KS: So much of the family dynamic is worked out in the film: resentment; jealousy; hurt; acceptance. It’s almost as if you and your brother are therapists.
BH: I don’t know if I care to think of ourselves as therapists, but it’s true in a way. Many people, including myself, need an intervention or suggestion from a helpful friend before they find the courage to do things they know they need to do. None of the conversations in this film are staged. Everything is realistic. Yet I don’t think those conversations would have happened without our encouragement, without us asking them to take a chance and talk about their issues.
KS: So in some ways you and your brother were a catalyst. Yet you’re still there in the emotional trenches, but there with a camera, observing and recording incredibly intimate family stuff. How does that work?
BH: That is our job, to get people to like and trust us. And you do that by spending time with your subjects. Not just while you’re filming them, but at other times as well. As they get used to you, they are more able to be themselves. Both you and your camera become less obtrusive.
KS: Did it help that you and Tomer had essentially done the same thing with your own family in The Queen Has No Crown?
BH: The Queen Has No Crown is about Tomer’s personal life, his different boyfriends, and how our family deals with having three members who left Israel for the United States. The process was interesting, surprising, and sometimes embarrassing for all of us in the family. But along the way we learned how to ask the right questions, and how to deal with being uncomfortable. In many ways, that project gave us the direction and inspiration to make “Who’s Gonna Love Me Now.
KS: Tomer was also an inspiration for you in your career choice.
BH: I followed my brother into documentary filmmaking after I saw an audience react to his first film. I was amazed that a film could change peoples’ attitudes about so many things—and in this case about homosexuality. So when he invited me to make a film with him about an Arab and Israeli school, I jumped right int. I like the idea that film has power to drive change. It may not be change on a galactic scale, or even on a national scale. But it’s possible for you as a filmmaker to get people to have another look at their convictions. If there is one parent who because of this film is better able to accept his gay son or daughter, I’ll consider it a great success.
KS: Film, at least films like this one, can also change the people who are in it.
BH: Absolutely. This film was supposed to be about a guy who substitutes the love of a surrogate family—in this case the London Gay Men’s choir—for the love he doesn’t feel he’s getting from his real family in Israel. At the outset of this project, no one ever dreamed that Saar would ever consider returning to Israel and reconciling with his family. But something amazing happened during the filming. And I admire every member of his family for their courage and willingness to be open and honest. I even admire them for saying things I don’t agree with, because at the end of the day all of them were able to do something that few people in this world ever do: to change.

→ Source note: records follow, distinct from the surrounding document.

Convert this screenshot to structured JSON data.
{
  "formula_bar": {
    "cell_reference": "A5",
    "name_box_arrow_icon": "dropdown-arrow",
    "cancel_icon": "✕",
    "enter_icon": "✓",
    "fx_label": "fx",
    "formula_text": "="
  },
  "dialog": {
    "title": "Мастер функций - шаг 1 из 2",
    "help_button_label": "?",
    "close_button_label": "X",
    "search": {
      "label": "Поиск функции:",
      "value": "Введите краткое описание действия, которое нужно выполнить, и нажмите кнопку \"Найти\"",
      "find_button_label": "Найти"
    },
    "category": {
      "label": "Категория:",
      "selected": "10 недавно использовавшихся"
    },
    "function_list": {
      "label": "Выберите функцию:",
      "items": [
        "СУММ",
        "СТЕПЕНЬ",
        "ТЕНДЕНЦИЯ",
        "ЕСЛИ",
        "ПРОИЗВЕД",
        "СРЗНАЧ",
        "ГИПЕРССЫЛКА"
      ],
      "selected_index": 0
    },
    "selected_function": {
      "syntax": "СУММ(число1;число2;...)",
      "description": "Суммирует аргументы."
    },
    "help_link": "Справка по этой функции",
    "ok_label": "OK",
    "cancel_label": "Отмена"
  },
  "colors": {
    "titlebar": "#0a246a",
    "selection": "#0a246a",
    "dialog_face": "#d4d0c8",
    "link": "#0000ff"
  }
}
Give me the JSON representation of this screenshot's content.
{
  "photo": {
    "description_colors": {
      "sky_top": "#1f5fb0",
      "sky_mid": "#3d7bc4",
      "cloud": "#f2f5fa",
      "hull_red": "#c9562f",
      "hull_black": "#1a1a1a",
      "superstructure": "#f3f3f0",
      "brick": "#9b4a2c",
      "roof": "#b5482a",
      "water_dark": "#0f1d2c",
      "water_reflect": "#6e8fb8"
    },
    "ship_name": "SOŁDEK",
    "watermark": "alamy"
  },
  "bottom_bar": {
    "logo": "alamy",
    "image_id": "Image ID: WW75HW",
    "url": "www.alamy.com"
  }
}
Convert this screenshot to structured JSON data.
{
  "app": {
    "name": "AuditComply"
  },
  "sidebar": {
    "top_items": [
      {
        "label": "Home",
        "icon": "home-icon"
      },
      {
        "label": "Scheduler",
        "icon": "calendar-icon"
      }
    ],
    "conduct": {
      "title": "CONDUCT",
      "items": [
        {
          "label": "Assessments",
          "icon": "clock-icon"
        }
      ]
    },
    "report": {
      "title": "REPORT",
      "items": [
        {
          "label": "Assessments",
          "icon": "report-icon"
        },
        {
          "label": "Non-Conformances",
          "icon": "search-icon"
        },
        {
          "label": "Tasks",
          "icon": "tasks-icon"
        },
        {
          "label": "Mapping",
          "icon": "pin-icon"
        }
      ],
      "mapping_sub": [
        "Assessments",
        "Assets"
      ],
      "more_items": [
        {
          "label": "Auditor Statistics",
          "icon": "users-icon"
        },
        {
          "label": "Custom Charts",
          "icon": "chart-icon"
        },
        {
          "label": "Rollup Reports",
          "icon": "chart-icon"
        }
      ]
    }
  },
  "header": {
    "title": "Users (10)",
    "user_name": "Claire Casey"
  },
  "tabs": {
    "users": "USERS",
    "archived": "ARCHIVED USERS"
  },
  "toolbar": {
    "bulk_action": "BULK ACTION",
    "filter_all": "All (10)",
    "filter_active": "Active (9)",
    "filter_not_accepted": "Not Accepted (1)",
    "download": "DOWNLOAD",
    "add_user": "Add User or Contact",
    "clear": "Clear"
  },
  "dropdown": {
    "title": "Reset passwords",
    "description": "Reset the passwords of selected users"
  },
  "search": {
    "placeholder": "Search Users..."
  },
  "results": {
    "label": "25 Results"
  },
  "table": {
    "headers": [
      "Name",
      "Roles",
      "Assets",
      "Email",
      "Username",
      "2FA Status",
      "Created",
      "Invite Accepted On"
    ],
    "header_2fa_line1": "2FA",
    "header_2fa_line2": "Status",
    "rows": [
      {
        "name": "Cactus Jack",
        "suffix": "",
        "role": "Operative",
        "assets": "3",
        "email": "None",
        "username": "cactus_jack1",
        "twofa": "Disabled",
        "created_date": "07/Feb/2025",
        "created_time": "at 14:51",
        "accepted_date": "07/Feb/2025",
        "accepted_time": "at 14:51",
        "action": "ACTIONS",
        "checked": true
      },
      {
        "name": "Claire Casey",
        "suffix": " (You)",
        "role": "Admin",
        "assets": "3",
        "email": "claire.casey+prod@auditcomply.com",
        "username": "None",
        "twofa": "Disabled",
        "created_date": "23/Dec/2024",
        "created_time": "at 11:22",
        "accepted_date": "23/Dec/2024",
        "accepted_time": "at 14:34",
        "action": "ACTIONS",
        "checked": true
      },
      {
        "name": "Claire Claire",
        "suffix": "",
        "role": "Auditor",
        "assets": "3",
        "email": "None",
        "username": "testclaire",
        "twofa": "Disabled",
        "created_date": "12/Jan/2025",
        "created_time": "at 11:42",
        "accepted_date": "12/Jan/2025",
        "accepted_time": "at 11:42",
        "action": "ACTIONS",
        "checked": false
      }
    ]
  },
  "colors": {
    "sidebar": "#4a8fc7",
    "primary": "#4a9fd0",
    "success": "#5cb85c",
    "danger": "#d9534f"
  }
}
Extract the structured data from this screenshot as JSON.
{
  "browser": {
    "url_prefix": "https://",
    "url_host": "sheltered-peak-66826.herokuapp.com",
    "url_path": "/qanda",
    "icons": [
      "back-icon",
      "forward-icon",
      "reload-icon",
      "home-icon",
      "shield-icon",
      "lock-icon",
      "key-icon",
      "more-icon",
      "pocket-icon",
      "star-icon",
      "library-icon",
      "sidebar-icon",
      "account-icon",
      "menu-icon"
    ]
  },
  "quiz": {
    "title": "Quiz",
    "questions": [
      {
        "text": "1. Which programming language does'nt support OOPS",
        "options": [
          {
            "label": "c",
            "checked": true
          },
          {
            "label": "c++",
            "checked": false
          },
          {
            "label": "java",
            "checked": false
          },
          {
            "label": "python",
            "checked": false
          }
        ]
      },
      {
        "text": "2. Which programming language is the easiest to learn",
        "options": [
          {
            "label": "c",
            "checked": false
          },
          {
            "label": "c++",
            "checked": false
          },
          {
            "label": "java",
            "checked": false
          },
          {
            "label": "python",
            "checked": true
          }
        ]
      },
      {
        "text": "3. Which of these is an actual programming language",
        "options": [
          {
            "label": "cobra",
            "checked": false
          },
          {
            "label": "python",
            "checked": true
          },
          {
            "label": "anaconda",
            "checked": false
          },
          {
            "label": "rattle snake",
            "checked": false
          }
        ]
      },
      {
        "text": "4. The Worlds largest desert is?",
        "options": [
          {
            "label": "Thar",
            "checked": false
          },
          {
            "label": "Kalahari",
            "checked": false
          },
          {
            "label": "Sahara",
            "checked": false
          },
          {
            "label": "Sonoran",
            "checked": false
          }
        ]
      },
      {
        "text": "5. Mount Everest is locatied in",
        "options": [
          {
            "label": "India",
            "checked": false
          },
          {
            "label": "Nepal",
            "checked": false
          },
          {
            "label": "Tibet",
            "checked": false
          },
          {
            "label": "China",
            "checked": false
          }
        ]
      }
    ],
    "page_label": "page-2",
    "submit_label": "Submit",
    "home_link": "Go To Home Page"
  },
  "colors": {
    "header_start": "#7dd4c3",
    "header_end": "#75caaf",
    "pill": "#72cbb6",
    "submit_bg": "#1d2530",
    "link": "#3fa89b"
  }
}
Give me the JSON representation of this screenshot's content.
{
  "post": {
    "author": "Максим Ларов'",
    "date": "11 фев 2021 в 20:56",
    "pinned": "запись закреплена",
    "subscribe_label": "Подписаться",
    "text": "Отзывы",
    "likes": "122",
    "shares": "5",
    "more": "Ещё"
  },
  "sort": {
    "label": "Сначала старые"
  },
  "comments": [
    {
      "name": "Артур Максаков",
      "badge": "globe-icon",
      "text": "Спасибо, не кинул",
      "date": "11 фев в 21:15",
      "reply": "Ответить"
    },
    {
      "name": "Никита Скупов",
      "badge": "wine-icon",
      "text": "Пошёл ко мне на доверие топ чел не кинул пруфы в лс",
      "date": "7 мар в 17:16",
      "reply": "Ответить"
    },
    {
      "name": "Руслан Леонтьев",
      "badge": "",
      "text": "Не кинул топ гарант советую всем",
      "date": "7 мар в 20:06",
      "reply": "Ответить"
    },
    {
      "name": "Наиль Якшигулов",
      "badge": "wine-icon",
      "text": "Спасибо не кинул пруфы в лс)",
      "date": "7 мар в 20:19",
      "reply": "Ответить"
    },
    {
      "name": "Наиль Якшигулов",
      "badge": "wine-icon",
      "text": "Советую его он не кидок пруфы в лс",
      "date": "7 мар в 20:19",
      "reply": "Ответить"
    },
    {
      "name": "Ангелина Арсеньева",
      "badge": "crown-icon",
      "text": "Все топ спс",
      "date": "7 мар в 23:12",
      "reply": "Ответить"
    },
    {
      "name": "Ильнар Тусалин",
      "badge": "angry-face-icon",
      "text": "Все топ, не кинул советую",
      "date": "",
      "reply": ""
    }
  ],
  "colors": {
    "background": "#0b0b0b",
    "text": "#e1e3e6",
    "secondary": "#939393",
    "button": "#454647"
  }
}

Ken Shulman has covered soccer World Cups, alpine ski races, sumo wrestling, bloodless bullfighting, and wild boar hunting for NPR’s “Only A Game,” Newsweek, The New York Times, The International Herald Tribune, and the BBC. He is a two time RTNDA “Edward R Murrow” broadcast award winner and was selected as Champion of Justice by the National Association of Criminal Defense Attorneys. He is also a reading and writing tutor at Cambridge Ringe and Latin High School.